▶ **GOAL OF THE EXERCISE**: For the word "Secondary", return each line of the data in which it occurs.

▶ **LISTED ENTRIES**:
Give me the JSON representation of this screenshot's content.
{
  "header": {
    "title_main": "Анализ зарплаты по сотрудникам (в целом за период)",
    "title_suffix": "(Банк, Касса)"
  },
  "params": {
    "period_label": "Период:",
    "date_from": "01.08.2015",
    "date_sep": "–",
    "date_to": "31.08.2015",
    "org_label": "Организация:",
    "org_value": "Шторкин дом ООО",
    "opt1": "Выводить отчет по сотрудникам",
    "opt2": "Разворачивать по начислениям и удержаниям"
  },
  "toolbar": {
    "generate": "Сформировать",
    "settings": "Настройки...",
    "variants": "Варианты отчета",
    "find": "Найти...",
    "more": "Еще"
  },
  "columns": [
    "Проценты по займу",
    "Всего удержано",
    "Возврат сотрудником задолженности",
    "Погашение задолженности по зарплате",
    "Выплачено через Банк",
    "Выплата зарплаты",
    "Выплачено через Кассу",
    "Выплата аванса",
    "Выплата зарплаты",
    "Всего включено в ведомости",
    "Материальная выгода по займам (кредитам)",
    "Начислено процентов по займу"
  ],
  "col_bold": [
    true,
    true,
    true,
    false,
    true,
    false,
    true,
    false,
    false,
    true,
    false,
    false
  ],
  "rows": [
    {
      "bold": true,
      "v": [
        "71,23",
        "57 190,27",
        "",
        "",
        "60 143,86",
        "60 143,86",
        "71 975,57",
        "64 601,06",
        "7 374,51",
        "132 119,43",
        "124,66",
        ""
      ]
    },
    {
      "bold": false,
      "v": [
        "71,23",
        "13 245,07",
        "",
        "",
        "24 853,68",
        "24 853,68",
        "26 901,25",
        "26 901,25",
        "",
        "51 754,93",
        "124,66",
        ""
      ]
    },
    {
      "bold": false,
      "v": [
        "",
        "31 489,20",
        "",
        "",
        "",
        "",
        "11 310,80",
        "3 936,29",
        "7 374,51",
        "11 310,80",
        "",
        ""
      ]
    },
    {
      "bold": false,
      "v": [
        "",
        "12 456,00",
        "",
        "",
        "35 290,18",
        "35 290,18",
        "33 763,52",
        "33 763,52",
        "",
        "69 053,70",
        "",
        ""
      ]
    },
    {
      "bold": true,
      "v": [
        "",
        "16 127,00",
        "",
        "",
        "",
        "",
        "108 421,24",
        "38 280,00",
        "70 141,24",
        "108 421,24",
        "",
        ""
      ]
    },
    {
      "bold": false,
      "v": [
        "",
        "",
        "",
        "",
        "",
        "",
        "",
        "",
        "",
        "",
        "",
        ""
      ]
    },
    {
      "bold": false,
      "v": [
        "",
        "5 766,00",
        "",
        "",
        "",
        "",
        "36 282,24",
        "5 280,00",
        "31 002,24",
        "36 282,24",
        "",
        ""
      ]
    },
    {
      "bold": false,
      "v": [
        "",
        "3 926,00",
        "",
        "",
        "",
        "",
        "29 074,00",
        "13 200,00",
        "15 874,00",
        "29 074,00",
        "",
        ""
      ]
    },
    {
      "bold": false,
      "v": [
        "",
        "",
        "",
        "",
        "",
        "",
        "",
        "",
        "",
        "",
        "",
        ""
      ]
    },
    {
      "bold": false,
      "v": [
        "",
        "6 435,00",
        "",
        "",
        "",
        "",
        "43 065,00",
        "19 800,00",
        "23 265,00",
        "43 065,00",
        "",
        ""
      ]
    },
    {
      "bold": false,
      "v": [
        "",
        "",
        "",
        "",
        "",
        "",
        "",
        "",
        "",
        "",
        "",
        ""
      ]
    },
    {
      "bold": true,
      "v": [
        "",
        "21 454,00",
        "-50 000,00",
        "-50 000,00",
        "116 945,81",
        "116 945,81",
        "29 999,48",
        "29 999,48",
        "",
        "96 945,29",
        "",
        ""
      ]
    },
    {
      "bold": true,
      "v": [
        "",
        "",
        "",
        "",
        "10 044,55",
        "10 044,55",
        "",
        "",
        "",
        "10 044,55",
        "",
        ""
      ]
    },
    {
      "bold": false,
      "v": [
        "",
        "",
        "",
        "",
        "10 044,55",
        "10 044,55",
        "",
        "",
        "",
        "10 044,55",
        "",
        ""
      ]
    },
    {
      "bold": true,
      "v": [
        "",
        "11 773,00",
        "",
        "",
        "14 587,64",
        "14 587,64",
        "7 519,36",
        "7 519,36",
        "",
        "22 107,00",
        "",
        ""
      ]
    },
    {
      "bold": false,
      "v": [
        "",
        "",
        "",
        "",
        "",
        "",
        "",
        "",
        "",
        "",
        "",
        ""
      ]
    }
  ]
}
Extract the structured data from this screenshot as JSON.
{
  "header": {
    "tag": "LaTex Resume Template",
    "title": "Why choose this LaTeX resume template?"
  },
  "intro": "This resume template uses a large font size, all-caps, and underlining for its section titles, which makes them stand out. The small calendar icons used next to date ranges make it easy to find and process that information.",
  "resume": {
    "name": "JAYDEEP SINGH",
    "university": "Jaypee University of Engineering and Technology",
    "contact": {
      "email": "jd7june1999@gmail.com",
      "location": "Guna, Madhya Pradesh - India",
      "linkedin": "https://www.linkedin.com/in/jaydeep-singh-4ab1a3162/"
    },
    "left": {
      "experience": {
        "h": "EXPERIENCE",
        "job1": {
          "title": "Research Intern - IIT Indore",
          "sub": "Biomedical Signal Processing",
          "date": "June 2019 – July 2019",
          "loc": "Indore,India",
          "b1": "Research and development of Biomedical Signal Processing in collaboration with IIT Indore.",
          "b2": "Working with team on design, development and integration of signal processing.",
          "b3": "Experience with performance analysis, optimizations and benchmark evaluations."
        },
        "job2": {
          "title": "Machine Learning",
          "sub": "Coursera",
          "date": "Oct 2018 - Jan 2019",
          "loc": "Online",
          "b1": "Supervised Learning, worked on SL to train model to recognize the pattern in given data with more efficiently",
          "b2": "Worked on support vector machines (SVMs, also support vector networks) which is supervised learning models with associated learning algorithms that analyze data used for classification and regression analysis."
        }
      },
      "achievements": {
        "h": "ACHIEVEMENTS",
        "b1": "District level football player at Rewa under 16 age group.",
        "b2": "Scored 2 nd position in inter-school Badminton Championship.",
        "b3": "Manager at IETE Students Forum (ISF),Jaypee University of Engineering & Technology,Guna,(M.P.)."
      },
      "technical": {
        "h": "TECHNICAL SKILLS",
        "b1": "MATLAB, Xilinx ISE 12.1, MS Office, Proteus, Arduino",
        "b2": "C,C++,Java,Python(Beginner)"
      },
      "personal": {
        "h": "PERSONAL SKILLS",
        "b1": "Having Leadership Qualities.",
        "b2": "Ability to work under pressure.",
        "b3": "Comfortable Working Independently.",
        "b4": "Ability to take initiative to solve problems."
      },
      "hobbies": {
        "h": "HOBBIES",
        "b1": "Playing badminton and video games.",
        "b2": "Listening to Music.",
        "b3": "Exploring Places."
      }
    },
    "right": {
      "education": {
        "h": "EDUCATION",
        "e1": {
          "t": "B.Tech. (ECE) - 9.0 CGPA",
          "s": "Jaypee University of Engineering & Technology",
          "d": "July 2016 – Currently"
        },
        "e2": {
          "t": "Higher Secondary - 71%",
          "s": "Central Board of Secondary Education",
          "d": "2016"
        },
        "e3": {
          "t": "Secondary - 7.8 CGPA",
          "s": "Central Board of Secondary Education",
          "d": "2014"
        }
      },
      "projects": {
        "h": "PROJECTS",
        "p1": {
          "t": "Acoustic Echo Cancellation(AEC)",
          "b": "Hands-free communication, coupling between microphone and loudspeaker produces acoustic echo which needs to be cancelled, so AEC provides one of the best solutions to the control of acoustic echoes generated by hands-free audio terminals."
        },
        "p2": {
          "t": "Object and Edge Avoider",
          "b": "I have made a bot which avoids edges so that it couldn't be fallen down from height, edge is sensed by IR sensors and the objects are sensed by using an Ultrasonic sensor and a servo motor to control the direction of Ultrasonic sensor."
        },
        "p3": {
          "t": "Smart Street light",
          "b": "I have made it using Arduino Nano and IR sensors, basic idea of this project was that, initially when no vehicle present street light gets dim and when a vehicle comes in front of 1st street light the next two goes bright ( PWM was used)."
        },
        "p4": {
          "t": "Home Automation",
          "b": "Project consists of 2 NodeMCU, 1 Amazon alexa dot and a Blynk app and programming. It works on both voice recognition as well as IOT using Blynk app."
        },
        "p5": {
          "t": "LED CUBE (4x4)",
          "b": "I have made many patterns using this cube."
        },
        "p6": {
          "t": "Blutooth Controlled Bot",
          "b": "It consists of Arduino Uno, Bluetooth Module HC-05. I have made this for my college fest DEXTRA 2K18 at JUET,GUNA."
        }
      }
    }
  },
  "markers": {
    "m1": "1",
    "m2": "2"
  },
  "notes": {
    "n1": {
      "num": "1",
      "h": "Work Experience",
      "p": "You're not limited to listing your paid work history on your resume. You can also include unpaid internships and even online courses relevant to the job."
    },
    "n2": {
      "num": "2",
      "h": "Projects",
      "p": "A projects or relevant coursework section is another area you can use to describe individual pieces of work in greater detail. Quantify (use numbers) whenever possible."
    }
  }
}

▶ **RESULT**:
          "t": "Higher Secondary - 71%",
          "s": "Central Board of Secondary Education",
          "t": "Secondary - 7.8 CGPA",
          "s": "Central Board of Secondary Education",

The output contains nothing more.